In the last thread, you said something like, "I can't remeber 20 emails." Aviationman, the reason people here doubt that you are even close to starting an airline is simply because of statements like the above. Can't remember emails hey? How you gonna remember that your STARTING A GODDAM AIRLINE? You certainly have proved that far from the next Gordon Bethune, your more in the "5-15" age grouping. But hey you got an airport a list of startup cities, a plane picked out and now a name, so your all ready to go! People have said aviation is difficult and complex and some airlines, (gasp) have gone out of business, but you'll do just fine because your airline is called "Endeavor" (American spelling). Well, go on an endeavor to buy yourself a plan book, so your can start writing things down. 20 email adresses isn't a bad start.
My last opinion on the name. Its boring. Very boring. Explain how "Endeavor" has any relevance to your new enterprise. CLE-MDW, is that what you call an "endeavor"? Exciting 1 hour flight operated by like 5 other airlines?
Sorry about the mean words, but keep reading you may even find it insightful.
You didn't really have much to pick from so maybe its not your faul. Endeavor, Union, Freedom, Liberty, TransPacific, Diamond, and Crystal? Boring vague names that stir no emotion or excitement. Explain how an airline has anything to do with freedom or liberty?
In a basic commodity business where people are chooing to fly for reasons like availability/schedules, prices, and FF points, the name will be meaningless. However, cool, fun fresh names can only set you apart.
In that regard I submit names like "Fresh Air" or "Smile".
Cool and hip, score points with ingenuity. Just another airline with another hub, flying the same plane types to the same cities is a doomed failure. Given, this industry allows for very little variation anyway. In reality what can UA do differently that AA can't on flights where they compete? Nothing, even if one lowers the price, the other by common econmic law has to also. That's how the industry operates. Unless you can remove yourself from the system, by offering something unique and different your just as subject to prices and cut throat competition as everyone else. Claiming your "Chicago's hometown airline" will mean nothing. In fact, such a cliched phrase may even loose you passengers. So how to innovate and be successful in aviation? Extraordinarily difficult. In the past a few airlines have attempted to try and "operate outside the system" by delivering different product. MGM Grand Air comes to mind. One can try and build a niche like that, and perhaps there is something to be said for that. But basic, lesuire, middle-income business travelers haven't changed much through the years and your "airline" isn't positioned to get them any more than any other airline was. Unless you have a plan. David Neeleman in NY has a plan, albeit a weak one. He wants to make his airline fun, hip, and trendy. He's flying new European planes with cute FAs in classy outfits and a snazzy internet presence. Thats his plan to be different. He is trying to make flying (which for years had lost all cache and class) fun and sophisticated. Will it pay off? Perhaps, but at least now you have an idea that new airlines need some kind of "something" to differentiate. They are a few expception of course. Frontier and AirTran are surviving because they moved into markets with one monopolistic airline abusing its passengers. UA and DL respectively of course. They carved out a secondary carrier niche. Nothing brilliant, just expoliting a market with a little room. Neither airline has done aything creative or new or even attempted to differentiate themselves from their competition. They diferentiate on price, and hope that last minute business travelers will take them instead because they may be cheaper. They also look for very cheap leisure travellers looking to pay very little. Thats their business and they know their customer well. They manage costs religiously, and spend little on image or luxury. Thats fine because thats their market.

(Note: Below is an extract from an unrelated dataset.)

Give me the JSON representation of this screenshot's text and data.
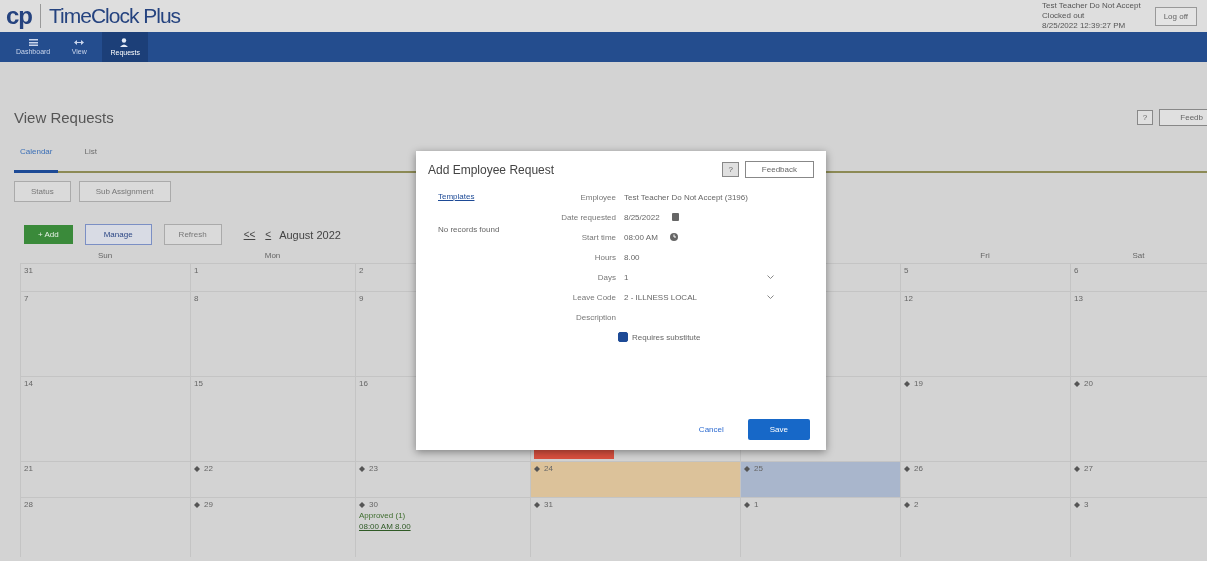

You seem like a kid interested in the business, which is neat because I was too a little while ago all gung ho about my "airline" called "New England". I liked it just like you like Endeavor. I drew out route maps, and planned giant fleets of beautiful aircraft at hub fortresses I could call my own. Of course that day, if ever, hasn't materialized, but next year I'll be at Cornell, and hopefully continue to learn more about a very complex BUT PREDICTABLE business such as this one. Thats the one advantage you have. COMMERCIAL AVIATION IS VERY PREDICTABLE. NO SURPIRSES HERE. Airlines will continue to operate in 10-20 years just like they do now and for the most part did 10-20 years ago. Fares have gone down and the gov't has retreated to Washington, but its bascially very simimar.
In the end, don't waiste so much time on the name. Your business will make the name. You can find the best name in the world and have a lousy airline and than what? You can have a lousy name, like Southwest, but have a very strong business plan and execution and than your all set. I remember writing this before. Before the store, "gap" was a space between your teeth, "yahoo" was a drink, and "viagra" well who the hell knew what viagra was. If this is an airline, I'm sure you'd be diligently spending your time rasing capital, negotiaing deals, and planning ahead.
Good luck to you, and now that you know a little about how commerical aviaton works, you can go from there.